Invest Like the Best podcast: Machine Intelligence and Risk Management, with Jeremiah Lowin (LINK)
Mark Carney and Amartya Sen at the LSE -- Policy Issues Affecting the Bank of England: inflation control and social choice (audio) (LINK)
Plenty of Room at the Bottom - by Richard P. Feynman [H/T @Sanjay__Bakshi] (LINK)
Book of the day: In Praise of Simple Physics: The Science and Mathematics behind Everyday QuestionsThis is the transcript of a talk presented by Richard P. Feynman to the American Physical Society in Pasadena on December 1959, which explores the immense possibilities afforded by miniaturization.
Someone transcribed a reply by Debbie Millman in her podcast interview with Tim Ferriss about a 10-year plan for a remarkable life that may be worth thinking about:
“It is Winter 2027. What does your life look like? What are you doing? Where are you living? Who are you living with? Do you have pets? What kind of house are you in? Is it an apartment are you in the city are you in the country? What does your furniture look like? What is your bed like?
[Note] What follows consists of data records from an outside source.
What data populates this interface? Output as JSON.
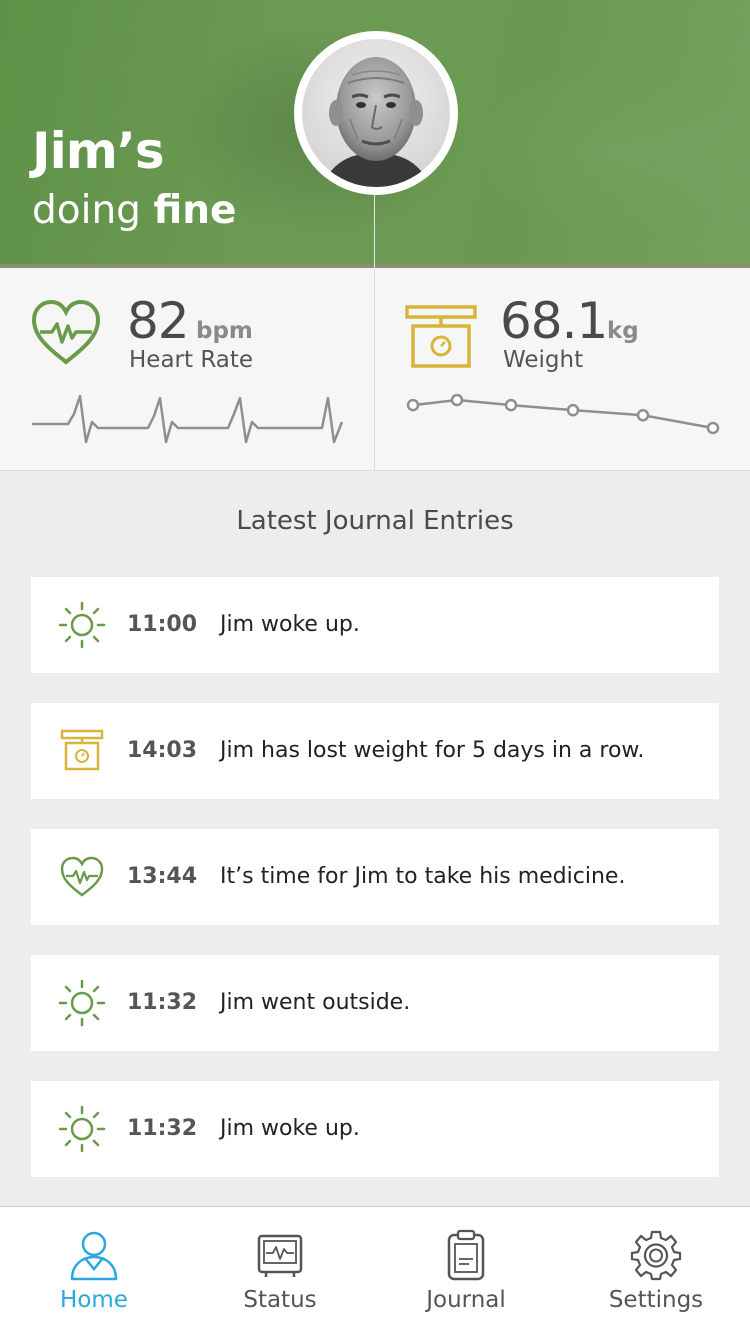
{
  "header": {
    "name": "Jim’s",
    "status_prefix": "doing",
    "status_word": "fine",
    "accent_color": "#6a9a52"
  },
  "stats": {
    "heart_rate": {
      "value": "82",
      "unit": "bpm",
      "label": "Heart Rate",
      "icon": "heart-icon",
      "color": "#6a9a4a"
    },
    "weight": {
      "value": "68.1",
      "unit": "kg",
      "label": "Weight",
      "icon": "scale-icon",
      "color": "#d8b43a",
      "trend": [
        69.0,
        69.2,
        69.0,
        68.8,
        68.6,
        68.1
      ]
    }
  },
  "journal": {
    "title": "Latest Journal Entries",
    "entries": [
      {
        "icon": "sun-icon",
        "time": "11:00",
        "text": "Jim woke up."
      },
      {
        "icon": "scale-icon",
        "time": "14:03",
        "text": "Jim has lost weight for 5 days in a row."
      },
      {
        "icon": "heart-icon",
        "time": "13:44",
        "text": "It’s time for Jim to take his medicine."
      },
      {
        "icon": "sun-icon",
        "time": "11:32",
        "text": "Jim went outside."
      },
      {
        "icon": "sun-icon",
        "time": "11:32",
        "text": "Jim woke up."
      }
    ]
  },
  "tabbar": {
    "active_color": "#2aa7e0",
    "tabs": [
      {
        "label": "Home",
        "icon": "person-icon",
        "active": true
      },
      {
        "label": "Status",
        "icon": "monitor-icon",
        "active": false
      },
      {
        "label": "Journal",
        "icon": "clipboard-icon",
        "active": false
      },
      {
        "label": "Settings",
        "icon": "gear-icon",
        "active": false
      }
    ]
  }
}
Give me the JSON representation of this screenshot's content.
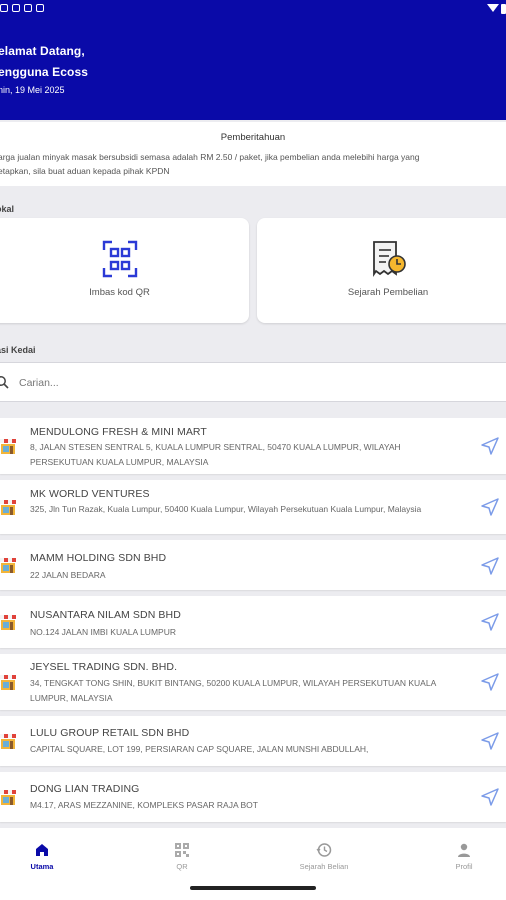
{
  "header": {
    "greeting_line1": "elamat Datang,",
    "greeting_line2": "engguna Ecoss",
    "date": "nin, 19 Mei 2025"
  },
  "notice": {
    "title": "Pemberitahuan",
    "line1": "arga jualan minyak masak bersubsidi semasa adalah RM 2.50 / paket, jika pembelian anda melebihi harga yang",
    "line2": "etapkan, sila buat aduan kepada pihak KPDN"
  },
  "quick_section": {
    "label": "okal",
    "cards": [
      {
        "label": "Imbas kod QR",
        "icon": "qr-scan-icon"
      },
      {
        "label": "Sejarah Pembelian",
        "icon": "purchase-history-icon"
      }
    ]
  },
  "shop_section": {
    "label": "asi Kedai",
    "search_placeholder": "Carian..."
  },
  "shops": [
    {
      "name": "MENDULONG FRESH & MINI MART",
      "address": "8, JALAN STESEN SENTRAL 5, KUALA LUMPUR SENTRAL, 50470 KUALA LUMPUR, WILAYAH PERSEKUTUAN KUALA LUMPUR, MALAYSIA"
    },
    {
      "name": "MK WORLD VENTURES",
      "address": "325, Jln Tun Razak, Kuala Lumpur, 50400 Kuala Lumpur, Wilayah Persekutuan Kuala Lumpur, Malaysia"
    },
    {
      "name": "MAMM HOLDING SDN BHD",
      "address": "22 JALAN BEDARA"
    },
    {
      "name": "NUSANTARA NILAM SDN BHD",
      "address": "NO.124 JALAN IMBI KUALA LUMPUR"
    },
    {
      "name": "JEYSEL TRADING SDN. BHD.",
      "address": "34, TENGKAT TONG SHIN, BUKIT BINTANG, 50200 KUALA LUMPUR, WILAYAH PERSEKUTUAN KUALA LUMPUR, MALAYSIA"
    },
    {
      "name": "LULU GROUP RETAIL SDN BHD",
      "address": "CAPITAL SQUARE, LOT 199, PERSIARAN CAP SQUARE, JALAN MUNSHI ABDULLAH,"
    },
    {
      "name": "DONG LIAN TRADING",
      "address": "M4.17, ARAS MEZZANINE, KOMPLEKS PASAR RAJA BOT"
    }
  ],
  "bottom_nav": [
    {
      "label": "Utama",
      "icon": "home-icon",
      "active": true
    },
    {
      "label": "QR",
      "icon": "qr-icon",
      "active": false
    },
    {
      "label": "Sejarah Belian",
      "icon": "history-icon",
      "active": false
    },
    {
      "label": "Profil",
      "icon": "person-icon",
      "active": false
    }
  ],
  "colors": {
    "primary": "#0a0aa8",
    "background": "#ececf0",
    "nav_arrow": "#7b9be8"
  }
}
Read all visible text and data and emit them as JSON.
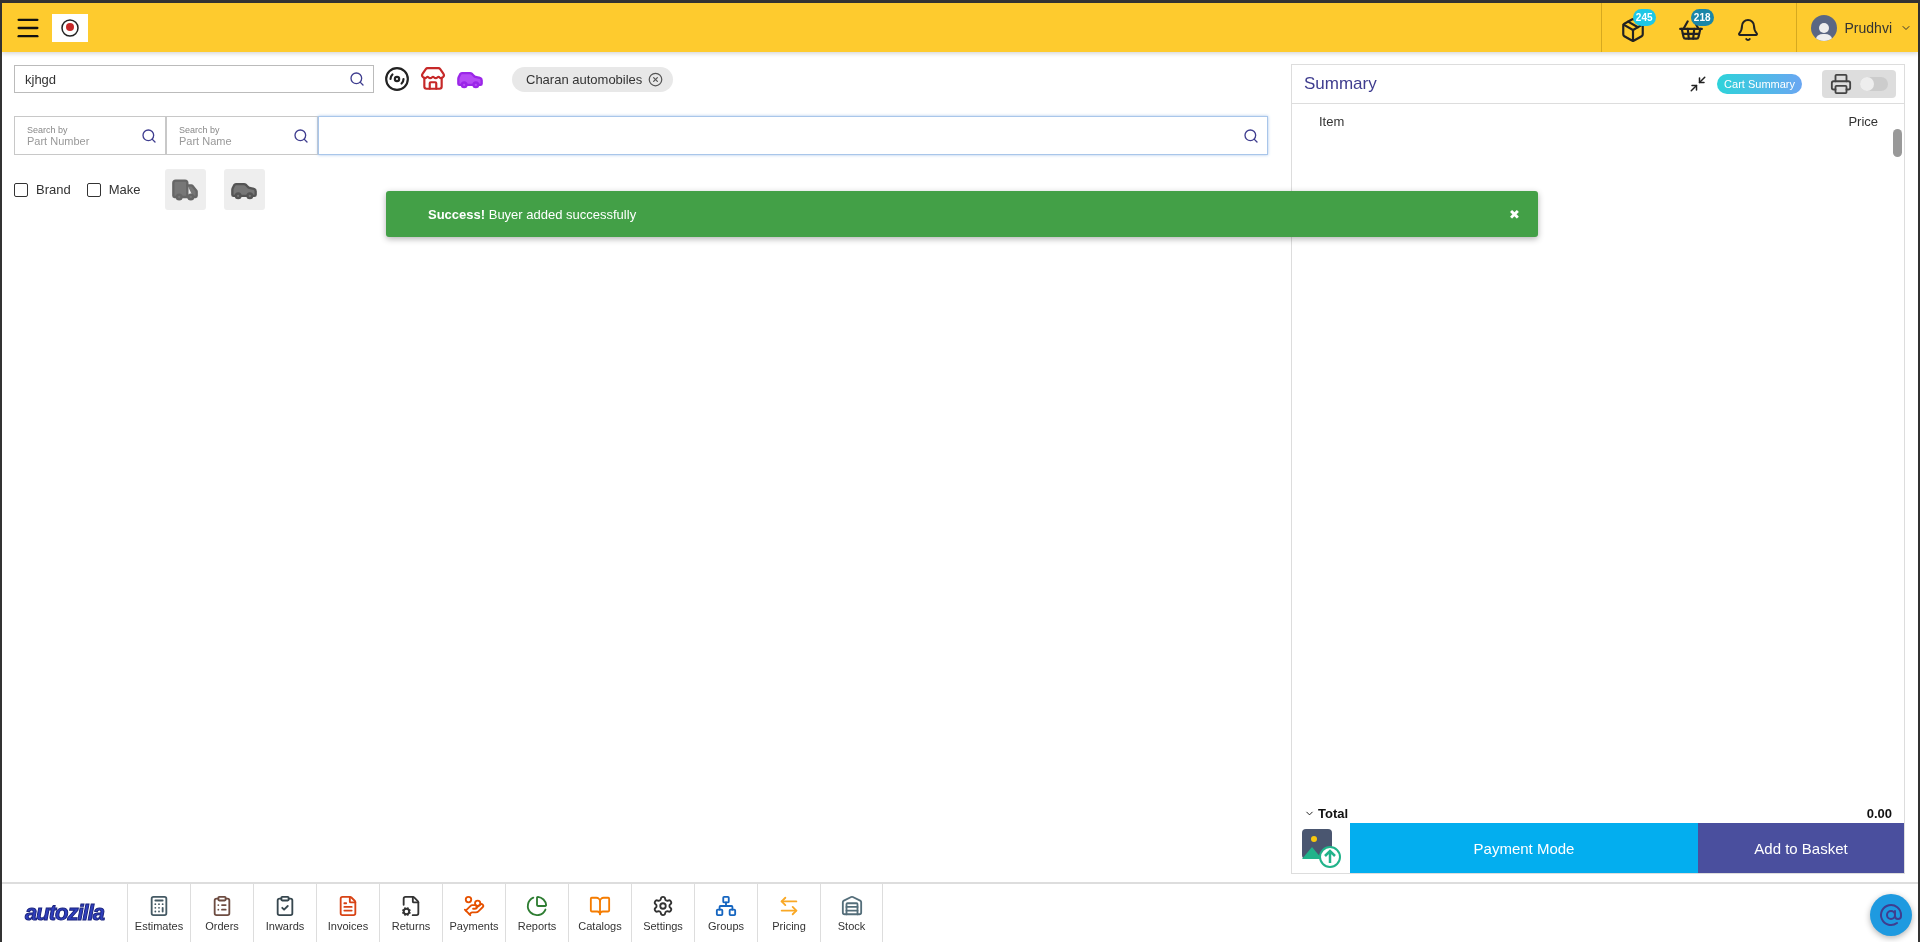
{
  "header": {
    "notifications": [
      {
        "kind": "box",
        "count": "245"
      },
      {
        "kind": "basket",
        "count": "218"
      },
      {
        "kind": "bell"
      }
    ],
    "user": {
      "name": "Prudhvi"
    }
  },
  "search": {
    "value": "kjhgd"
  },
  "customer_chip": {
    "label": "Charan automobiles"
  },
  "part_search": [
    {
      "label": "Search by",
      "placeholder": "Part Number"
    },
    {
      "label": "Search by",
      "placeholder": "Part Name"
    }
  ],
  "filters": [
    {
      "label": "Brand",
      "checked": false
    },
    {
      "label": "Make",
      "checked": false
    }
  ],
  "toast": {
    "title": "Success!",
    "message": "Buyer added successfully",
    "close": "✖"
  },
  "summary": {
    "title": "Summary",
    "badge": "Cart Summary",
    "print_toggle": {
      "on": false
    },
    "columns": [
      "Item",
      "Price"
    ],
    "total_label": "Total",
    "total": "0.00",
    "actions": [
      "Payment Mode",
      "Add to Basket"
    ]
  },
  "bottom_nav": {
    "logo": "autozilla",
    "items": [
      {
        "kind": "estimates",
        "label": "Estimates"
      },
      {
        "kind": "orders",
        "label": "Orders"
      },
      {
        "kind": "inwards",
        "label": "Inwards"
      },
      {
        "kind": "invoices",
        "label": "Invoices"
      },
      {
        "kind": "returns",
        "label": "Returns"
      },
      {
        "kind": "payments",
        "label": "Payments"
      },
      {
        "kind": "reports",
        "label": "Reports"
      },
      {
        "kind": "catalogs",
        "label": "Catalogs"
      },
      {
        "kind": "settings",
        "label": "Settings"
      },
      {
        "kind": "groups",
        "label": "Groups"
      },
      {
        "kind": "pricing",
        "label": "Pricing"
      },
      {
        "kind": "stock",
        "label": "Stock"
      }
    ]
  }
}
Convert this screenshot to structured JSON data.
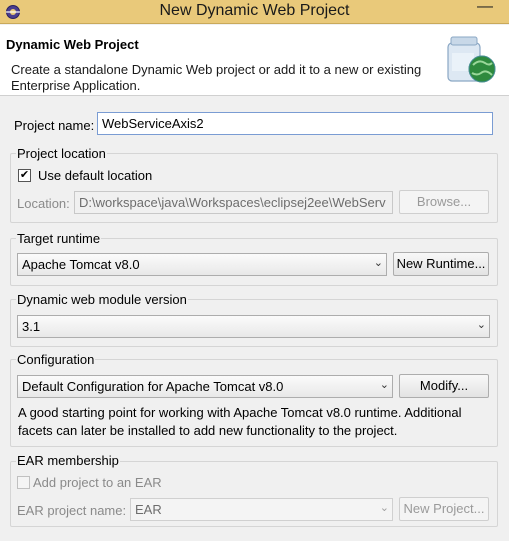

What are your sheets like? What kind of clothes do you wear? What kind of hair do you have? Tell me about your pets, tell me about your significant other, do you have children? Do you have a car? Do you have a boat? Talk about your career? What do you want? What are you reading? What are you making? What excites you? What is your health like? Write this one day ten years from now. So one day in the winter of 2027, what does your whole day look like? Start from the minute you wake up, brush your teeth, have your coffee or tea, all the way through until minute you tuck yourself in at night. What is that day like for you? Dream big, dream without any fear. Write it all down. You don’t have to share it with anyone other than yourself. Put your whole heart into it. Write like there is no tomorrow; write like your life depends on it because it does. And then read it, once a year, and see what happens.”That reply also reminded me of something Jeff Bezos once said:
So, it really was a decision that I had to make for myself, and the framework I found which made the decision incredibly easy was what I called -- which only a nerd would call -- a "regret minimization framework." So, I wanted to project myself forward to age 80 and say, "Okay, now I'm looking back on my life. I want to have minimized the number of regrets I have." I knew that when I was 80 I was not going to regret having tried this. I was not going to regret trying to participate in this thing called the Internet that I thought was going to be a really big deal. I knew that if I failed I wouldn't regret that, but I knew the one thing I might regret is not ever having tried. I knew that that would haunt me every day, and so, when I thought about it that way it was an incredibly easy decision. And, I think that's very good. If you can project yourself out to age 80 and sort of think, "What will I think at that time?"